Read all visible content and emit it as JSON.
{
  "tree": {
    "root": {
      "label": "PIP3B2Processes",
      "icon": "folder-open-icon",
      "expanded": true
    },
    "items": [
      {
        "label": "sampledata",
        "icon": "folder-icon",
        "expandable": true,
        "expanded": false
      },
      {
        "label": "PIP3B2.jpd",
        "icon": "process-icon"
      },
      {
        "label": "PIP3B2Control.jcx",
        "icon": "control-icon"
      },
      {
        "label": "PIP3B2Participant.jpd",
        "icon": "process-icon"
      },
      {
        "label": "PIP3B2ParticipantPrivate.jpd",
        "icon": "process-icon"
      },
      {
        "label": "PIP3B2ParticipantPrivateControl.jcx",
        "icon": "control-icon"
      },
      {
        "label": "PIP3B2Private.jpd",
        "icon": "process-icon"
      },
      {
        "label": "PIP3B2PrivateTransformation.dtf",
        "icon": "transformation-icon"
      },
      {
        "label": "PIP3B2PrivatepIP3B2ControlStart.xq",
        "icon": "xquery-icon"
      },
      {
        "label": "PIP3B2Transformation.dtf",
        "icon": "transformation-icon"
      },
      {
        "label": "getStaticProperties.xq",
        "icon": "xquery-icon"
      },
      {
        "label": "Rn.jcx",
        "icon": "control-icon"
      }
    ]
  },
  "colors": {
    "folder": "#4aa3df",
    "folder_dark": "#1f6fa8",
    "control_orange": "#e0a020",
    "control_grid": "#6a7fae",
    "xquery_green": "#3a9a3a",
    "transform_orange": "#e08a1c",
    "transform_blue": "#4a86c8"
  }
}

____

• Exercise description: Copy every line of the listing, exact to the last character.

• Exercise answer:
Read all visible content and emit it as JSON.
{
  "tree": {
    "root": {
      "label": "PIP3B2Processes",
      "icon": "folder-open-icon",
      "expanded": true
    },
    "items": [
      {
        "label": "sampledata",
        "icon": "folder-icon",
        "expandable": true,
        "expanded": false
      },
      {
        "label": "PIP3B2.jpd",
        "icon": "process-icon"
      },
      {
        "label": "PIP3B2Control.jcx",
        "icon": "control-icon"
      },
      {
        "label": "PIP3B2Participant.jpd",
        "icon": "process-icon"
      },
      {
        "label": "PIP3B2ParticipantPrivate.jpd",
        "icon": "process-icon"
      },
      {
        "label": "PIP3B2ParticipantPrivateControl.jcx",
        "icon": "control-icon"
      },
      {
        "label": "PIP3B2Private.jpd",
        "icon": "process-icon"
      },
      {
        "label": "PIP3B2PrivateTransformation.dtf",
        "icon": "transformation-icon"
      },
      {
        "label": "PIP3B2PrivatepIP3B2ControlStart.xq",
        "icon": "xquery-icon"
      },
      {
        "label": "PIP3B2Transformation.dtf",
        "icon": "transformation-icon"
      },
      {
        "label": "getStaticProperties.xq",
        "icon": "xquery-icon"
      },
      {
        "label": "Rn.jcx",
        "icon": "control-icon"
      }
    ]
  },
  "colors": {
    "folder": "#4aa3df",
    "folder_dark": "#1f6fa8",
    "control_orange": "#e0a020",
    "control_grid": "#6a7fae",
    "xquery_green": "#3a9a3a",
    "transform_orange": "#e08a1c",
    "transform_blue": "#4a86c8"
  }
}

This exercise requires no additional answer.